“To be honest I don’t really know why they would want to change it,” he told VeloNews on Friday morning from his home in Germany.
“Maybe they are looking for some spectacular weather with the cold conditions. I have no idea. The race calendar is so packed until that point with so many races, I don’t even know where they would want to fit it in. Plus, it takes away that whole classics atmosphere, that whole build-up, from ‘opening weekend’, right through until Roubaix.
“It’s a big build-up, not just for riders but also in Belgium, in the newspapers. Then you’ve got all the other races like E3, De Panne, and Gent-Wevelgem all leading up to the hype around Flanders. Changing it makes no sense. It makes no sense, to be honest, but who knows what the idea is behind it.”
For Haussler, who raced throughout this spring until injury ruled him out of Paris-Roubaix, the notion of ending a reformatted spring with a race such as Gent-Wevelgem would dismantle the flow of the season and the pinnacle and emphasis that comes with racing “Holy Week” – the term used to coin the days stretching from the Tour of Flanders to Paris-Roubaix.

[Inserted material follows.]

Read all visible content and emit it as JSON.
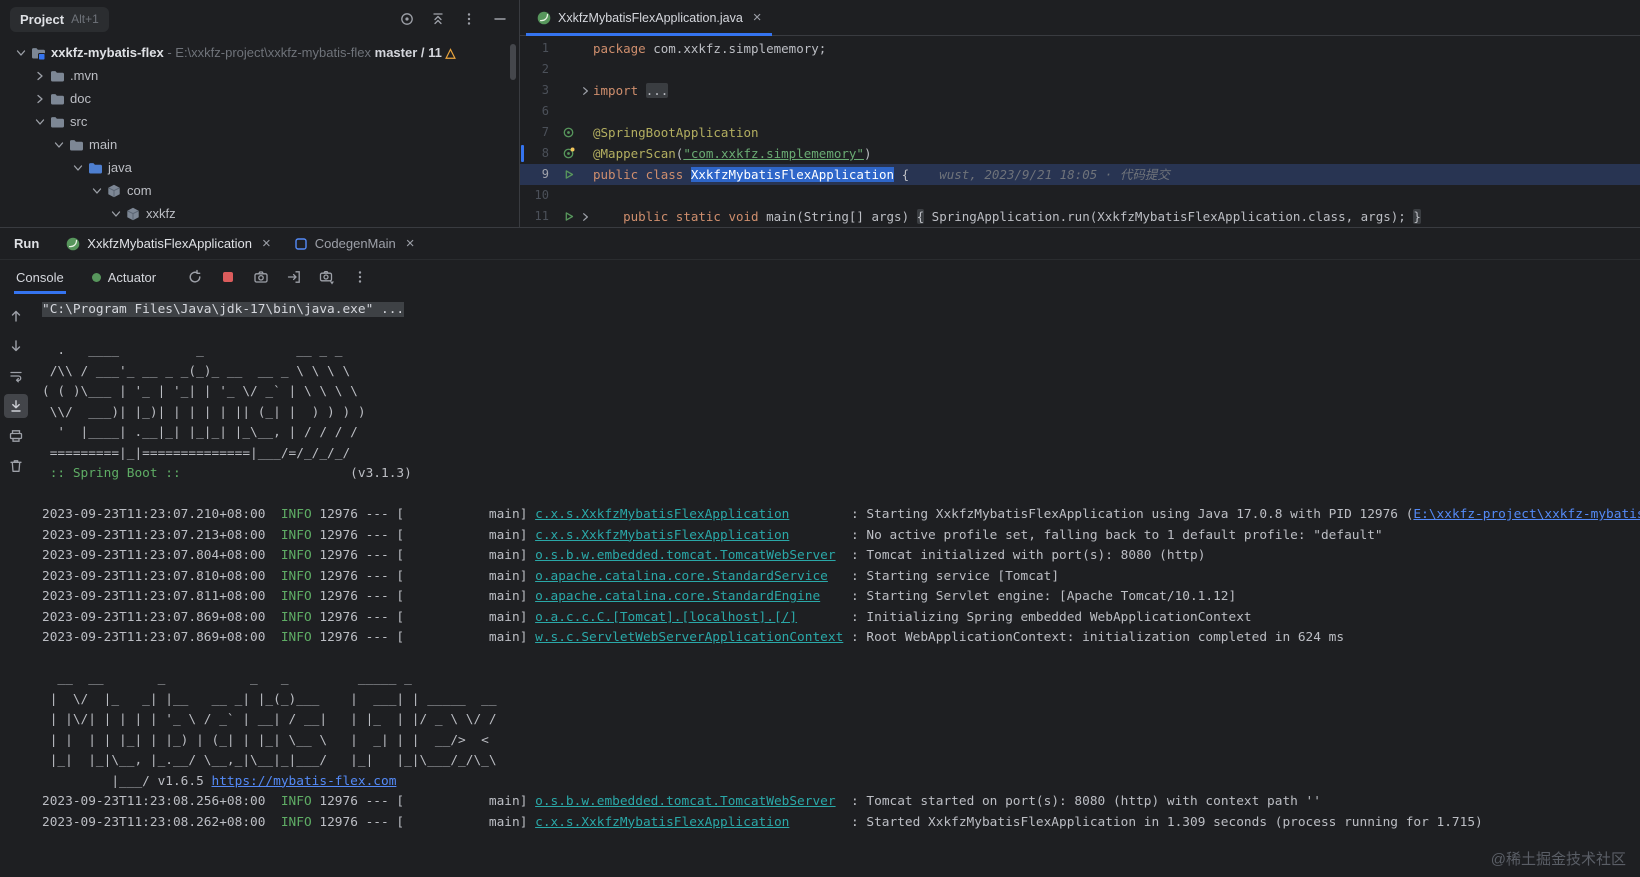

“It would just be strange ending the classics with Gent-Wevelgem or Harelbeke. All winter the classics riders are so focused on these races, it would just be really strange not to finish off that period with Flanders and Roubaix.”
Regardless of date changes at this point, Haussler will not race this Sunday. He underwent two operations this week with a metal plate removed from an old collarbone break and then a piece of tissue removed from his knee after a crash he sustained earlier in the spring.
He will be off the bike for the next few weeks but hopes to return to full strength soon enough.
“My wife has just picked me up from the hospital just now. I had an operation on my knee and they also took out a metal plate in my shoulder, which had been there for ages,” he said.
“I crashed before Flanders and hurt my knee pretty badly. They had to go in and take out a piece of tissue that was under the kneecap. It means I’ll be out for a while now but I should be back on the bike in a few weeks. It should all be good.”